The rationale behind the motto is valid. If you don’t have this mindset then, by default your motto has to be something like 75% of the kids, 100% of the time or 100% of the kids, 75 % of the time, or 75% of the kids, 75 % of the time. Would you really want to be the parent of the child who fell into the 25%? Would you want to be that kid? When you start to think about it like that, of course it is true. But is it doable? How would a school go about living the motto of 100% of the kids, 100% of the time.
Upon reflection I think it is a lot about mindset- if we approach each day, each task, each period, each kid believing that we can reach 100% of the kids, 100% of the time, then we might have a better chance of achieving that goal than if we begin the day believing that we can’t. But as with all great educational ideals, what might it look like in our practice?
- Understanding and believing in differentiation. Do we always differentiate or do we sometimes say “I’ll just see if they can do this before I change it”. When designing a learning opportunity do we look at it through the eyes of each of our students? Does your school’s special education model help or hinder in the support of 100%of the kids? Is anyone getting left behind? Do you believe in multiple entry points into learning? Differentiation is not just giving the kid a B because of an IEP–it is reaching 100% of the kids, 100% of the time.
- Relationships. Sometimes it is hard to like 100% of the kids, 100% of the time. I usually can sense when someone doesn’t like me. I bet kids can, too. I think that sometimes my frustration may be interpreted by kids that I don’t think they can be successful. We know that kids who are successful at school feel that there are adults who care about them. Wednesday wasn’t my best day for that. I keep working on trying different approaches for different kids. Figuring out how to be firm and consistent and kind and caring to 100% of the kids, 100% of the time!
- Engagement. When you look out on the sea of faces are they rapt? Attentive? Are kids eager to get going on the activities you set out? Do they feel confident to begin or are willing to give it a go? School is not a birthday party. You do not need to “entertain” your students. However, if you look out, day upon day onto a sea of sleepy faces, I’m not sure your students are engaged. Do you like workshops or meetings where you are not engaged? Do you learn in those situations? Best guess if your students are not engaged is that either you are talking too much or the task is not challenging. Just because you might remember that school was boring doesn’t mean that it has to be. And sometimes, I think that we fall into the trap of thinking that it is the kids who have to do the engaging. But, if they are not engaged that is pretty clear feedback for you about your lesson. I know that if I am leading a meeting and no one is paying attention that it is not an engaging topic for my staff.
- Small group instruction. Kids are complex and learning stuff is hard. The easiest way to meet the needs of 100% of the kids is to teach them in smaller homogeneous groups within a flexible model. You will never reach all of your students through whole group instruction alone. As you begin to value small group instruction more, you will begin to be purposeful in how you plan for them, intentionally, instead of accidentally, reaching 100% of the kids.
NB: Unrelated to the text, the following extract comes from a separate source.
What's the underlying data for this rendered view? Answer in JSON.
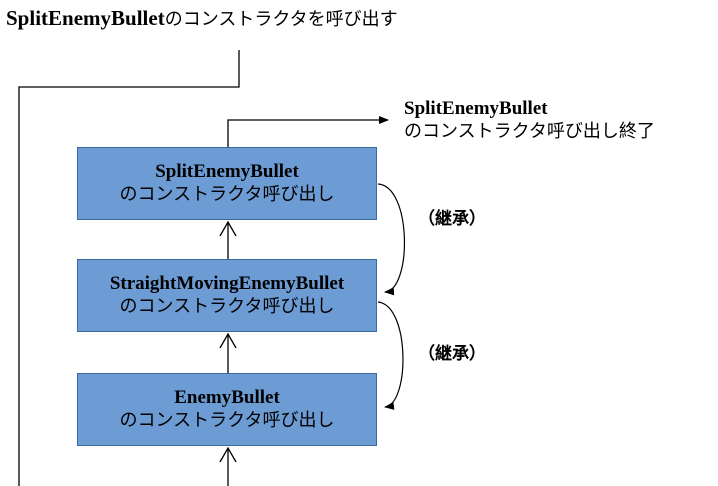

It is a lofty goal: 100% of the kids, 100% of the time. But most goals worth striving for are lofty. I know that I will keep it in mind when I am thinking about our more challenging students and reflect upon whether I believe it for that kid, too.